National Laboratory CIO Leadership
Berkeley Lab CIO continues to play a significant role in National Laboratory CIO efforts to represent the interest of the National Labs at the Federal level. This leadership role has been prominent this year with Berkeley Lab’s input and participation sought after by DOE OCIO and the NLCIO on multiple occasions.
Berkeley Lab CIO played a significant and critical role in representing the National Labs and coordinating NLCIO activities and responses to the multiple working groups launched this year to address cyber issues.
Berkeley Lab CIO efforts in the areas of multifactor authentication, FITARA, audits, data center consolidation and optimization, and critical (high value) systems enabled these working groups to more accurately reflect the needs of not only the Labs and Plants, but DOE in general. Specifically, Berkeley Lab CIO’s input was sought after and contributed to the development of DOE OCIO’s strategy to address multifactor authentication.
Berkeley Lab took a lead role in the development of the DOE Multifactor Implementation Approach, representing the Office of Science Labs and Plants in discussions and in the development of DOE-wide strategies to address multifactor authentication and its impact on our mission.
Cyber Audit Assessment Working Group
During this year, Rosio Alvarez has lead the DOE Cyber Audit Assessment Working Group to develop recommendations to coordinate and align the goals, strengthen the effectiveness, and enhance the impact of DOE audits, reviews and data collections but wherever possible decrease duplication and administrative burden. This working group encompasses members from across DOE, including the Laboratories and Plants, NNSA and DOE OCIO. The recommendations are meant to guide all of DOE.
Status of Assessment
Program Review of Unclassified Cyber Security
Technical Review of Unclassified Cyber Security
OMB Circular A-123 - IT Controls
Unclassified Cyber Security (Advisory)
Quarterly Review of Cyber Controls
Risk Assessment Self Assessment
Multifactor Authentication Implementation (Advisory)
Integrated Assessment Highlights
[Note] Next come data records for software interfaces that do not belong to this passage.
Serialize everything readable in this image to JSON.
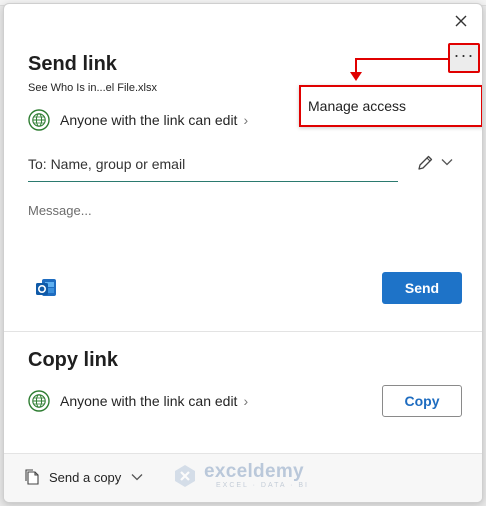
{
  "dialog": {
    "send_title": "Send link",
    "filename": "See Who Is in...el File.xlsx",
    "permission": "Anyone with the link can edit",
    "to_placeholder": "To: Name, group or email",
    "message_placeholder": "Message...",
    "send_label": "Send",
    "copy_title": "Copy link",
    "copy_permission": "Anyone with the link can edit",
    "copy_label": "Copy",
    "more_label": "···",
    "close_icon": "close-icon"
  },
  "menu": {
    "manage_access": "Manage access"
  },
  "footer": {
    "send_copy_label": "Send a copy"
  },
  "watermark": {
    "name": "exceldemy",
    "tagline": "EXCEL · DATA · BI"
  },
  "colors": {
    "accent": "#1e73c8",
    "annotation": "#e00000",
    "field_underline": "#2b7a6f",
    "globe": "#2e7d32"
  }
}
An assessment of Berkeley Lab’s cyber security by the DOE Office of Enterprise Assessment (EA) was conducted during this year and was part of several assessments being conducted at several Labs and Plants. The assessment was divided into two parts, a review that occurred at the beginning of the fiscal year and a technical assessment that occurred in January 2016.
Berkeley Lab had initially planned for the review and technical assessment to occur at the same time and had redirected resources in preparation of this. A substantial reprogramming of effort and resources was redirected in preparation for the assessment and management of the assessment, especially in light of the unplanned change in schedule.
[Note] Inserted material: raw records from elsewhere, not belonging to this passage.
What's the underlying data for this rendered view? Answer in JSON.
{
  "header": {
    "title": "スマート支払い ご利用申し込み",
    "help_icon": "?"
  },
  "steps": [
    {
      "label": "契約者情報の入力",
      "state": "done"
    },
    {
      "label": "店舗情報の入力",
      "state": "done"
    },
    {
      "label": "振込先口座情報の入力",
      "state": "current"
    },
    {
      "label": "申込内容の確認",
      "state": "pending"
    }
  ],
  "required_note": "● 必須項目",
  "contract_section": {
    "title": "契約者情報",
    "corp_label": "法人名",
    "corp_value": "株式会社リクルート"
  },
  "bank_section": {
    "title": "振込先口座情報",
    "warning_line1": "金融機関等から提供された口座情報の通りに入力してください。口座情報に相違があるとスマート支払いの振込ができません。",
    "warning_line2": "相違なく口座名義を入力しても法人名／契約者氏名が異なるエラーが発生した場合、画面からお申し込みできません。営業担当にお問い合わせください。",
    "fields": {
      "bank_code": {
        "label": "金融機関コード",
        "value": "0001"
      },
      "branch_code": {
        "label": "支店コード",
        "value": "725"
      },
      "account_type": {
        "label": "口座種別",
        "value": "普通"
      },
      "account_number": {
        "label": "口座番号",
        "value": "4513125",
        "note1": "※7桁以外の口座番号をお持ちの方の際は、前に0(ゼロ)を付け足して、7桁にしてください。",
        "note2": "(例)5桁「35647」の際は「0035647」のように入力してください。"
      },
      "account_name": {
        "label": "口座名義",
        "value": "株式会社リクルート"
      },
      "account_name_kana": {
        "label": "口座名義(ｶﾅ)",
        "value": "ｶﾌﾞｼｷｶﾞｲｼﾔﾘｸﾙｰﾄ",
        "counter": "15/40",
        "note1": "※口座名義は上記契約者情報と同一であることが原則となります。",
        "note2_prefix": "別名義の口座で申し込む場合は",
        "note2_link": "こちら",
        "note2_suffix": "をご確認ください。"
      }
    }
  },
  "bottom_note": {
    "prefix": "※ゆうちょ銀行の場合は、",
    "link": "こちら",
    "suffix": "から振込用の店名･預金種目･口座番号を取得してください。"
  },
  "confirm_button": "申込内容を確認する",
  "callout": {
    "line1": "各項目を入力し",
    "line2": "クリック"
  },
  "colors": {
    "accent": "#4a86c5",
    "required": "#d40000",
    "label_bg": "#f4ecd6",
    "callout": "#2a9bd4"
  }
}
The final report of the assessment was delivered to Berkeley Lab at the end of May 2016. Berkeley Lab did extremely well in the assessment. All areas for follow-up were already identified clearly in risk-assessments and self-assessments, providing some validation for the CAS in place for cyber security.
The final report praised Berkeley Lab’s cyber program, stating that “overall, the LBNL technical security program/controls are well implemented" and that “EA’s testing and interviews identified very few vulnerabilities or weaknesses in LBNL’s networks. Most vulnerabilities that EA identified were mitigated by other controls such as Bro....” In conclusion, the EA report stated that "the EA team did not uncover any circumstances that warranted a finding or deficiency."
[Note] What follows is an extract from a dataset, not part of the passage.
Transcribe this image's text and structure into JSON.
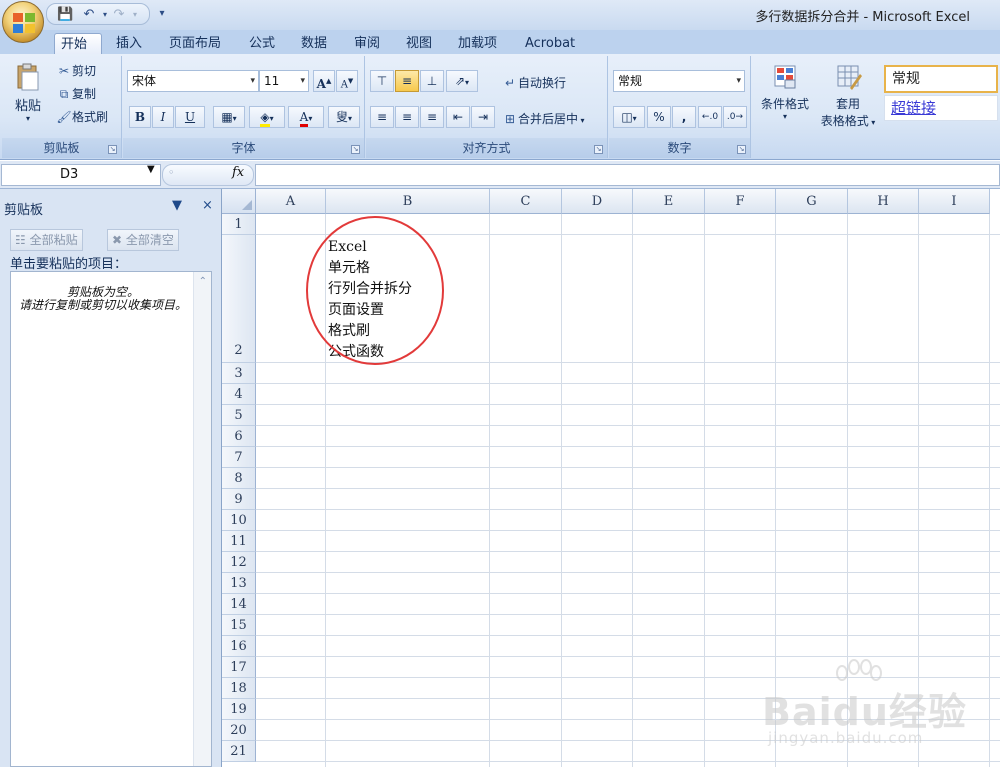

In FY16 Q4, the Berkeley Lab CIO requested that Berkeley Lab Internal Audit Services perform an advisory assessment of Berkeley Lab’s Multifactor Authentication Implementation Plan. The goal of this assessment was to provide a third party review of Berkeley Lab’s MFA Implementation Plan to validate meeting NIST 800-63-2 Level of Assurance requirements for Privileged Users and Standard Users as defined in the June 26, 2016 version of the DOE Multifactor Authentication Implementation Approach document. Although this assessment is not yet complete, we do not anticipate any significant deficiencies to be identified in our MFA implementation.